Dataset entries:
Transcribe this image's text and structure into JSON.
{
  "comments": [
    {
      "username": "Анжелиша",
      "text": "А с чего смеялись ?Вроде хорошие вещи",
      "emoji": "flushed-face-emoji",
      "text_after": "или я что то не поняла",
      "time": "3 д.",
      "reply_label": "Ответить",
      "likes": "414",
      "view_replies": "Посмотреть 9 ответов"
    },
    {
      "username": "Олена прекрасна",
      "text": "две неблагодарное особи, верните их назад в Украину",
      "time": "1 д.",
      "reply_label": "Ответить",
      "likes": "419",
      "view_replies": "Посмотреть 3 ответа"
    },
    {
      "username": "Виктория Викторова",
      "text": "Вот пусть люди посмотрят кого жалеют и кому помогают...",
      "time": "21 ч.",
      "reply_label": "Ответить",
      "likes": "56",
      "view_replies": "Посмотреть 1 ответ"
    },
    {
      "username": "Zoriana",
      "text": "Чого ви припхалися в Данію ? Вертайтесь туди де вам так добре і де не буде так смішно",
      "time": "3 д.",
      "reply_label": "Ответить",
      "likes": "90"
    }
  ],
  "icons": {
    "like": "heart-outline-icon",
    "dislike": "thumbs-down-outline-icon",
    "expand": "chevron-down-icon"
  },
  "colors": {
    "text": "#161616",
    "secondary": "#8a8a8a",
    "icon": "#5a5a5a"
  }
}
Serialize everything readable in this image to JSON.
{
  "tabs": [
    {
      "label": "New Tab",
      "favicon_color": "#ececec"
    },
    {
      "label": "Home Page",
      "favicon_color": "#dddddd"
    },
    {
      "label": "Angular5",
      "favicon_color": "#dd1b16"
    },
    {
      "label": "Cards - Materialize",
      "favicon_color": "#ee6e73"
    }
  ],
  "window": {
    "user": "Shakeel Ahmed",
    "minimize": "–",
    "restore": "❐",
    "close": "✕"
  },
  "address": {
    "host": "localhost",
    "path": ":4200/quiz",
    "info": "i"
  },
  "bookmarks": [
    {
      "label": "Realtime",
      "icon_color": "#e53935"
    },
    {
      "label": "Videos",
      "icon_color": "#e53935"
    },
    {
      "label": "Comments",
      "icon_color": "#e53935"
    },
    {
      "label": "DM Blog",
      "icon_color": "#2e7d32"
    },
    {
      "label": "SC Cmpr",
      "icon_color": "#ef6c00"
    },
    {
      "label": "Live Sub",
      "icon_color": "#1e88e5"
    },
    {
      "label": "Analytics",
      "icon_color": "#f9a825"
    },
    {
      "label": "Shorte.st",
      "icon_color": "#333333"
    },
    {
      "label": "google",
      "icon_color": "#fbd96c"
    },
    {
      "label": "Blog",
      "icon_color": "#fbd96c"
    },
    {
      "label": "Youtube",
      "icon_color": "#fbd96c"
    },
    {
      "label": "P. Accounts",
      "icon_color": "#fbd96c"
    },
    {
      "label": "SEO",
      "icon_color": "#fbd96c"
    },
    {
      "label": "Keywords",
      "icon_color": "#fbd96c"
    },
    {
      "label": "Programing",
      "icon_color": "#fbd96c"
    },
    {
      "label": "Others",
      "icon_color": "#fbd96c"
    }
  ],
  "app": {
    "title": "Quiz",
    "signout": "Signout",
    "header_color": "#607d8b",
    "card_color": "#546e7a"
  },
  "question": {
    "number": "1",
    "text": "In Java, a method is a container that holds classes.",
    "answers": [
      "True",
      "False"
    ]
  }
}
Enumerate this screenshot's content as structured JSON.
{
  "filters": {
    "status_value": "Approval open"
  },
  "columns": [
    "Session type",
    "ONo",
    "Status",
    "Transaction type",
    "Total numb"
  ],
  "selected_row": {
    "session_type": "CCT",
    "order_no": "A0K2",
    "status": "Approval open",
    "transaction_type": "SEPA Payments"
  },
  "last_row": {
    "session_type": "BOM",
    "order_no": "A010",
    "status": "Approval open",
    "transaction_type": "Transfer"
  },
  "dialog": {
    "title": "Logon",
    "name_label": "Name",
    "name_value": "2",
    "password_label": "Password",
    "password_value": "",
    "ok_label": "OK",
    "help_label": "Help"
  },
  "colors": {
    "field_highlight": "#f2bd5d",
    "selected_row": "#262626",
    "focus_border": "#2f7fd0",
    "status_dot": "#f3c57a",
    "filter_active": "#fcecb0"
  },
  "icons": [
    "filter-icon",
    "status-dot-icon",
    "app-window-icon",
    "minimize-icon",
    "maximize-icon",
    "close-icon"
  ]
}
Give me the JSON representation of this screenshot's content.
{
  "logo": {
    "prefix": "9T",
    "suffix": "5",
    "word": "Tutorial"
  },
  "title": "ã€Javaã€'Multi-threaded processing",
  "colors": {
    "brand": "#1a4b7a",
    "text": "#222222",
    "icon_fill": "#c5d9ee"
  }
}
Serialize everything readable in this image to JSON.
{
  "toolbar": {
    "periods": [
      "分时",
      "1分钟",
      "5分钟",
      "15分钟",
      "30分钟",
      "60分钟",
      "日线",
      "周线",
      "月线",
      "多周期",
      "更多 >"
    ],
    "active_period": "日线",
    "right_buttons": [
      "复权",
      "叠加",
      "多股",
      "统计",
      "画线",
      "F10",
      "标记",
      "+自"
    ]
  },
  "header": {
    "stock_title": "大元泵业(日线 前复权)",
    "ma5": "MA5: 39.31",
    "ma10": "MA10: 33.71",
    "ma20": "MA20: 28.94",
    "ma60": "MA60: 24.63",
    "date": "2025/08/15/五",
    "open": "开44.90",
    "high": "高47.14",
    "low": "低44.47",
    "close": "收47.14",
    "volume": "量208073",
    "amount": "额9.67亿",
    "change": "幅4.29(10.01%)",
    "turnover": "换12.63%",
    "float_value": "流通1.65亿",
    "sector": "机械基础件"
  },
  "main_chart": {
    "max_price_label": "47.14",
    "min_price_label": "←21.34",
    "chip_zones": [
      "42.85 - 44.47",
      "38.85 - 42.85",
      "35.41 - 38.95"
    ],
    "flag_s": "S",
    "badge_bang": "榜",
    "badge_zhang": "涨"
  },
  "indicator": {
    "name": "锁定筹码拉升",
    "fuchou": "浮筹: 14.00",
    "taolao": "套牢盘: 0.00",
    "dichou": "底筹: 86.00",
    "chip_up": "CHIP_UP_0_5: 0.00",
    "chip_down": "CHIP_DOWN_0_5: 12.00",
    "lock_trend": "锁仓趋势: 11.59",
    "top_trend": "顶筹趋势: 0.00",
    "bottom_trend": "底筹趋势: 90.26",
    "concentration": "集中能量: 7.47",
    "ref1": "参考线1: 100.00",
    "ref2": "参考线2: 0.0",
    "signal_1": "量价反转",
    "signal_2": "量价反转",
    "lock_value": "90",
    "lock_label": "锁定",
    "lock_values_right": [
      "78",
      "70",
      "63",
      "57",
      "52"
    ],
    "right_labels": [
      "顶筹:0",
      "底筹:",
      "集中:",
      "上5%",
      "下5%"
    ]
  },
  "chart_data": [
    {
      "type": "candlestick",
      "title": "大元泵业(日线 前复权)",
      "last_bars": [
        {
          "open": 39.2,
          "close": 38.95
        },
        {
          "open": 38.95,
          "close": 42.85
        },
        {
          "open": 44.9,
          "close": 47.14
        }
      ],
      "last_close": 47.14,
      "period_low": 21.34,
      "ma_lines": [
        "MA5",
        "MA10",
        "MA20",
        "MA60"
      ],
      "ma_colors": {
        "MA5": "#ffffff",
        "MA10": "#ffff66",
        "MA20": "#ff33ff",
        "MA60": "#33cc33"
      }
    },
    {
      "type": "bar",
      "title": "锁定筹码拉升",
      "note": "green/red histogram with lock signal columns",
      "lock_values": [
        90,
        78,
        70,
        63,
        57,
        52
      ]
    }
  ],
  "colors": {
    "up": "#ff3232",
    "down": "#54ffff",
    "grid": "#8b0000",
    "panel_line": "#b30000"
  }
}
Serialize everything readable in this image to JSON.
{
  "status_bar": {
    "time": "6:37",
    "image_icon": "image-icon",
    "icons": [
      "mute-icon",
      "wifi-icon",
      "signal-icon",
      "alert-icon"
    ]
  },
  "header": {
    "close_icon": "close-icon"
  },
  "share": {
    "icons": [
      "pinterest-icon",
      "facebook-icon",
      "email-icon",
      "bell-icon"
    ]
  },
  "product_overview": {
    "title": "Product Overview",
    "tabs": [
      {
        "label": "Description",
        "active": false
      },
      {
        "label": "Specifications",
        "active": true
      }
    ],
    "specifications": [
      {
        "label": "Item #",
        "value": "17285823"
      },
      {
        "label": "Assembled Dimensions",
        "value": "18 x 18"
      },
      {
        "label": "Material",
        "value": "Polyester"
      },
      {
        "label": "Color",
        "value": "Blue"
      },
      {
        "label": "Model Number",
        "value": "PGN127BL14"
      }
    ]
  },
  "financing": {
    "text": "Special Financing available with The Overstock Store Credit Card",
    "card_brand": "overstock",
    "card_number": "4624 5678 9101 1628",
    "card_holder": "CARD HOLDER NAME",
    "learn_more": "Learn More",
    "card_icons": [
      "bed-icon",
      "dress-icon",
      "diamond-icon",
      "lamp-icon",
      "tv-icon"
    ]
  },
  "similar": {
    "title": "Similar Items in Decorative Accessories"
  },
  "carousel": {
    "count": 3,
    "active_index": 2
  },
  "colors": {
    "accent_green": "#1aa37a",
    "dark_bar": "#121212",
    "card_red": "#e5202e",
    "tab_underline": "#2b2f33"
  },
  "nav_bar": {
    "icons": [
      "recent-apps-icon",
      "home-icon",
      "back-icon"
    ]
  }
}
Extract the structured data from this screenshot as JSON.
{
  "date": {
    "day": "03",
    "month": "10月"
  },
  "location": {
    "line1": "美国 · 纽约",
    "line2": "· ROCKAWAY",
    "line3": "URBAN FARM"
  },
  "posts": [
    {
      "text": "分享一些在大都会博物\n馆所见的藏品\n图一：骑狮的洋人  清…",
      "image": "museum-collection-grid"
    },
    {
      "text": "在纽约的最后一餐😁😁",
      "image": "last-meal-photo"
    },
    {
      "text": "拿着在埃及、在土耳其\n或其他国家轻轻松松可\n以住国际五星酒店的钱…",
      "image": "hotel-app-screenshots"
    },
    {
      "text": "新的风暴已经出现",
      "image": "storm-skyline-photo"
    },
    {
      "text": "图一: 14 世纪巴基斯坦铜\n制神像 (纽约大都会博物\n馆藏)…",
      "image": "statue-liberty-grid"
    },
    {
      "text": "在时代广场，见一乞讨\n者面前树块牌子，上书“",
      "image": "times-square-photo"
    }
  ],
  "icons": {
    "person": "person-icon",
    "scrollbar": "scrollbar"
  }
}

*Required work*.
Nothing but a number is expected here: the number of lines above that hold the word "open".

*Answer for this exercise*.
7